**Exercise requirements**
Whenever the word "Plumbing" shows up in a line of the data, copy that line.

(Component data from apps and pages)
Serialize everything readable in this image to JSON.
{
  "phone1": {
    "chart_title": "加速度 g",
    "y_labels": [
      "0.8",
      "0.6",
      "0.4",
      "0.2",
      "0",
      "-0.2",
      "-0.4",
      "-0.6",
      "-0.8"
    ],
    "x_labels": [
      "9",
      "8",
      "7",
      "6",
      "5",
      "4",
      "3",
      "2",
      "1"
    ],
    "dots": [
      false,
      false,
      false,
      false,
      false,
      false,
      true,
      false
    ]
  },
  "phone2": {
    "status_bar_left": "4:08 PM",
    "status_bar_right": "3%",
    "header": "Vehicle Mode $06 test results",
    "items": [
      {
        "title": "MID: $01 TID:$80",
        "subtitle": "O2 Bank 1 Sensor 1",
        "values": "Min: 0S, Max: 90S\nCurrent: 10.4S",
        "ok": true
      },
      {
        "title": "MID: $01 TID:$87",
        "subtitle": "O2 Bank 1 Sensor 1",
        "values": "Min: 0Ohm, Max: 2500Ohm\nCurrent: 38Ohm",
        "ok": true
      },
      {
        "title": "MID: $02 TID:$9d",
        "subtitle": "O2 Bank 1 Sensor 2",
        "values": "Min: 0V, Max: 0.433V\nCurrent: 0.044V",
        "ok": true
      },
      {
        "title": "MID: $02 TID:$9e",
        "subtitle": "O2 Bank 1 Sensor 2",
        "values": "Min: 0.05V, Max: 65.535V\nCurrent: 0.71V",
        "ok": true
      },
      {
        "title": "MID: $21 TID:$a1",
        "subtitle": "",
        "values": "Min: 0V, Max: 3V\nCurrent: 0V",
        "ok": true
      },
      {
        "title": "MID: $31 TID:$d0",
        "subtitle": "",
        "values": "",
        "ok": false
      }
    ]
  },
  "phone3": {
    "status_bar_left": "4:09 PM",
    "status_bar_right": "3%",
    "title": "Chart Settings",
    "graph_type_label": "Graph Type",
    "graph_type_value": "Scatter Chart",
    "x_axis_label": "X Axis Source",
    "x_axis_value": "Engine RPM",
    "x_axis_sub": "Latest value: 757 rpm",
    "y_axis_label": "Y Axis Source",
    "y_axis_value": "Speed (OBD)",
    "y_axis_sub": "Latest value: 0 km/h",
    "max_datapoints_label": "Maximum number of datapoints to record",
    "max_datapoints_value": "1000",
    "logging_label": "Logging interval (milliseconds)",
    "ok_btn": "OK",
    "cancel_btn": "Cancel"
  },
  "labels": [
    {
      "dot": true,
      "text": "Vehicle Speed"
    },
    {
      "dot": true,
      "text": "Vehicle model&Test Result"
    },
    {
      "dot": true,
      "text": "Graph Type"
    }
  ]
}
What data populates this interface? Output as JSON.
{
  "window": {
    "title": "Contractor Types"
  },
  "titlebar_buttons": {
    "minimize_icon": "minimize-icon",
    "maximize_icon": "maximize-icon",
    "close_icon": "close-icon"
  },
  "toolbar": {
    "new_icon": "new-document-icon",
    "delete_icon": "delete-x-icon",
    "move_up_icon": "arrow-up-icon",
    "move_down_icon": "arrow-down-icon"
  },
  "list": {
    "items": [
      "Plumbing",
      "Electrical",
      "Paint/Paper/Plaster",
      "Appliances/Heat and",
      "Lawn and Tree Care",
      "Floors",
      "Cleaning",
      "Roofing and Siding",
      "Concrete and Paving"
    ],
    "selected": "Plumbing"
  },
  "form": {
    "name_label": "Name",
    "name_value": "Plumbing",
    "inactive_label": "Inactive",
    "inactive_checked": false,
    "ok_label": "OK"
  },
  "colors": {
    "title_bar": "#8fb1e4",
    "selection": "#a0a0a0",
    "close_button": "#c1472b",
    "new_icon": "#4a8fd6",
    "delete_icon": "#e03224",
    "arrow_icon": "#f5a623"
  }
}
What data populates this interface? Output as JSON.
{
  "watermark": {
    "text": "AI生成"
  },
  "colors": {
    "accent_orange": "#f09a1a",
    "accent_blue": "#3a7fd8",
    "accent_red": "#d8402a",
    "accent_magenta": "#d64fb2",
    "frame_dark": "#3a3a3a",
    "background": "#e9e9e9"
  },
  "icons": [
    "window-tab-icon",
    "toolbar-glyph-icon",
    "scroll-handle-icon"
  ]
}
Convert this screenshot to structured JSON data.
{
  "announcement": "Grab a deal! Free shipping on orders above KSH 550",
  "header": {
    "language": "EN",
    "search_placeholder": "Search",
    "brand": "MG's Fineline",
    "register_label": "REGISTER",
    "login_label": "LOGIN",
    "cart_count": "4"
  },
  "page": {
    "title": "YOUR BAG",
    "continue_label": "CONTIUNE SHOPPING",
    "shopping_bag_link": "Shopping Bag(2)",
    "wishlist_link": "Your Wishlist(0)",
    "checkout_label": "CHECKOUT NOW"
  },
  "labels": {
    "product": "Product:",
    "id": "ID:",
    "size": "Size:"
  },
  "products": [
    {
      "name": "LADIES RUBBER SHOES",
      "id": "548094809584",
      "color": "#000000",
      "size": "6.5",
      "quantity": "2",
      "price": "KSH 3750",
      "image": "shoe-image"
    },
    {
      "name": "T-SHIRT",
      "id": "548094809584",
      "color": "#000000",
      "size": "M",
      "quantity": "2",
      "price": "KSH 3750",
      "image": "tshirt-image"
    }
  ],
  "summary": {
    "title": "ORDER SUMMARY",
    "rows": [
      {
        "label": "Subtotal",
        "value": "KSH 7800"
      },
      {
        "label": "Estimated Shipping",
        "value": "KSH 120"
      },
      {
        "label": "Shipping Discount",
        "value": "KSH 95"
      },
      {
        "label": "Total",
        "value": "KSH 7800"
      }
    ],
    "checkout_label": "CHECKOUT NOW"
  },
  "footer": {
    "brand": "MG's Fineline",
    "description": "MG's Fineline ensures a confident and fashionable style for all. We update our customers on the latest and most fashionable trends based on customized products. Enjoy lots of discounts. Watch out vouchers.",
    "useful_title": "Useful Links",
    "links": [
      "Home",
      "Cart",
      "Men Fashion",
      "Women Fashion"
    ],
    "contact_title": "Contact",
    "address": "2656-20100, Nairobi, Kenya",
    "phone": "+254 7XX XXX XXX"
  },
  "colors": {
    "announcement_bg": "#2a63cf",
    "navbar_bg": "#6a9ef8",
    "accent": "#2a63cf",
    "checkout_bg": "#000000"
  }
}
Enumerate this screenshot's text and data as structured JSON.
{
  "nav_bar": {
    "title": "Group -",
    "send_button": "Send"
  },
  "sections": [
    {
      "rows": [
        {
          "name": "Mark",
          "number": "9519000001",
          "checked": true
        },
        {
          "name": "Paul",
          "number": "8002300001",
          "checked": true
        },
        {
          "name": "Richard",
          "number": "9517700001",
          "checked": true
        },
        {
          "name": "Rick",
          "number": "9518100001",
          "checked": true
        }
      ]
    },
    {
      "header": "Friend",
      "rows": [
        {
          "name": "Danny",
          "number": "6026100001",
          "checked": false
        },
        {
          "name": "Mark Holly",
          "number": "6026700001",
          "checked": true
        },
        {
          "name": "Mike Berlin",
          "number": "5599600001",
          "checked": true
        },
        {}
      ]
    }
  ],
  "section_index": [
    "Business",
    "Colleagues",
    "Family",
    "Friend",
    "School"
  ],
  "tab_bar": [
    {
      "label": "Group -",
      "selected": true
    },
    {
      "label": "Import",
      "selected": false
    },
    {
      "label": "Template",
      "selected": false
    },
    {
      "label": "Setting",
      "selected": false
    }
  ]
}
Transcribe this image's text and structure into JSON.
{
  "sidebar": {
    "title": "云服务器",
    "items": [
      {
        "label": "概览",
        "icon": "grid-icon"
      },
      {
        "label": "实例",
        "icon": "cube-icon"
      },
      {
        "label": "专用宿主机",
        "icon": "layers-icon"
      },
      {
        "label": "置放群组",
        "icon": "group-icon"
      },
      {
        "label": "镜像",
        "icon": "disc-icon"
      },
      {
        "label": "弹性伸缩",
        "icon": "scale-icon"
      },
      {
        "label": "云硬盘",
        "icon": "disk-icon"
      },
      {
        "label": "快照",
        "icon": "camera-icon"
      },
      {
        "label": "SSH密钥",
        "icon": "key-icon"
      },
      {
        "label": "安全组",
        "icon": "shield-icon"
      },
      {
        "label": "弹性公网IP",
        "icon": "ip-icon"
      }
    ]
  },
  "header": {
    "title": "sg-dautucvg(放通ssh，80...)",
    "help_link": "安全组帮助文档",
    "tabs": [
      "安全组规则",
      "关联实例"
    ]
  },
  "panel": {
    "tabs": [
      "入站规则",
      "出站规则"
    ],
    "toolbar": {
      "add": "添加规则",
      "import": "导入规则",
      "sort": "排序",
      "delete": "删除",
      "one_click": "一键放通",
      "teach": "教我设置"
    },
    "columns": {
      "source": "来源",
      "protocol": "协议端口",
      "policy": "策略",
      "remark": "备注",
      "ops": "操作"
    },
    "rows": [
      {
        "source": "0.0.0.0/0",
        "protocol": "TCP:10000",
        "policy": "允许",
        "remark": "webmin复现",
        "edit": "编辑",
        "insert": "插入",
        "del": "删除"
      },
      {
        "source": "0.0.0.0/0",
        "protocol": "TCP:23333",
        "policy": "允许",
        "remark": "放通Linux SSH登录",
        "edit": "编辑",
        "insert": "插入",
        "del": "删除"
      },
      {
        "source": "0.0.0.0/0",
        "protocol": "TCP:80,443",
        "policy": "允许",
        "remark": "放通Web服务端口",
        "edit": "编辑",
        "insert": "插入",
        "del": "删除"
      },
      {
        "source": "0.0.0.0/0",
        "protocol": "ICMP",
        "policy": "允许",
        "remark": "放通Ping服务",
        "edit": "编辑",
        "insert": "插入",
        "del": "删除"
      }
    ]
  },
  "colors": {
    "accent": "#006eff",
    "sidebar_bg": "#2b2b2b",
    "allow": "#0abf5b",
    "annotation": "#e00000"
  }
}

**Solution**
      "Plumbing",
    "selected": "Plumbing"
    "name_value": "Plumbing",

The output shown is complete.